WORK INSTRUCTIONS: Every line containing the word "Setup" must be pulled from the records.

RECORDS SHOWN:
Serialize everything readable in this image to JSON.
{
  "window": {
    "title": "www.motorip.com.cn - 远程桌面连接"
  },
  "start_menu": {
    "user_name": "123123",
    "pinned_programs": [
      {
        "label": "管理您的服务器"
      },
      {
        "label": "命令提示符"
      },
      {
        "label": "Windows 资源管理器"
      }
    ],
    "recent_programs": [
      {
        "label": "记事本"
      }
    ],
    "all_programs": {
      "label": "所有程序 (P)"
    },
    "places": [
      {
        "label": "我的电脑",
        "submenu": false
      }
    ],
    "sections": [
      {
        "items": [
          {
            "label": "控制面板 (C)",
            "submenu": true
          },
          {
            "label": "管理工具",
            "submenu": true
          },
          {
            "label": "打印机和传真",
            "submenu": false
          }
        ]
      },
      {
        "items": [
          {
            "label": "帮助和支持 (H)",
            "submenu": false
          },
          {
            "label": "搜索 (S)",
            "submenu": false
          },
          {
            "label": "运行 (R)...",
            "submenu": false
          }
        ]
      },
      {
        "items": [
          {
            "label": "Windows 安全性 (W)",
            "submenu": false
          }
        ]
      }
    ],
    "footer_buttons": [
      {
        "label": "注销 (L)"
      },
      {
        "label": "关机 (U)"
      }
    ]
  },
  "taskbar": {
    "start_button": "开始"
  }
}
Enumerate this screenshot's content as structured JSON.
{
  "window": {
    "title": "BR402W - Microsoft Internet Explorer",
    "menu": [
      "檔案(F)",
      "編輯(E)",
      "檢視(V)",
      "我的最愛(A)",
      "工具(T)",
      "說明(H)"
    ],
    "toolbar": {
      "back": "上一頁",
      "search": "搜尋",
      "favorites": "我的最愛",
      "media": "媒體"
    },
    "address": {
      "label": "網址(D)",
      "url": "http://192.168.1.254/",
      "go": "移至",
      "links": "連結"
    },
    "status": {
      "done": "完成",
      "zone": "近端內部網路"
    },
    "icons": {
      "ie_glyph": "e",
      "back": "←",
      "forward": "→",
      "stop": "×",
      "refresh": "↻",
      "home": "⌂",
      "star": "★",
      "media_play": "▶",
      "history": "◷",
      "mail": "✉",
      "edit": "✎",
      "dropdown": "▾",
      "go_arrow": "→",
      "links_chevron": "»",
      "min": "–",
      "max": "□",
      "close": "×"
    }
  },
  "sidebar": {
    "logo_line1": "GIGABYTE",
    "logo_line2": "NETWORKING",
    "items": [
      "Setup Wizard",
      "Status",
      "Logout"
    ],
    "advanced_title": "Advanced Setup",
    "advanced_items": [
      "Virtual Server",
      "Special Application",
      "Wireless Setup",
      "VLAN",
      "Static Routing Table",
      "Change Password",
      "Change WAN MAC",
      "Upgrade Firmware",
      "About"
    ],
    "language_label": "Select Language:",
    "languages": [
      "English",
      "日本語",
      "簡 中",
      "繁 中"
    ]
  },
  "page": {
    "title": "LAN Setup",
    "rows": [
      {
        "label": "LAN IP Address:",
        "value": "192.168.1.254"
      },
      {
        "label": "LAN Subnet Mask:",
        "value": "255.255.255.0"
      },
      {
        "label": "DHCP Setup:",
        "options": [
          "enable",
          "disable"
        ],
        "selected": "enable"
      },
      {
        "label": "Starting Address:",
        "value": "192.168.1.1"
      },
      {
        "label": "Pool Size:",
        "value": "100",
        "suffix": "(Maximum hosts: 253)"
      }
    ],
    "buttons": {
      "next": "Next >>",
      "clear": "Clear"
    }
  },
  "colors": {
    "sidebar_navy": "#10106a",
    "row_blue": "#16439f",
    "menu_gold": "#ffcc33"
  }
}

WRITTEN RESPONSE:
      "Setup Wizard",
    "advanced_title": "Advanced Setup",
      "Wireless Setup",
    "title": "LAN Setup",
        "label": "DHCP Setup:",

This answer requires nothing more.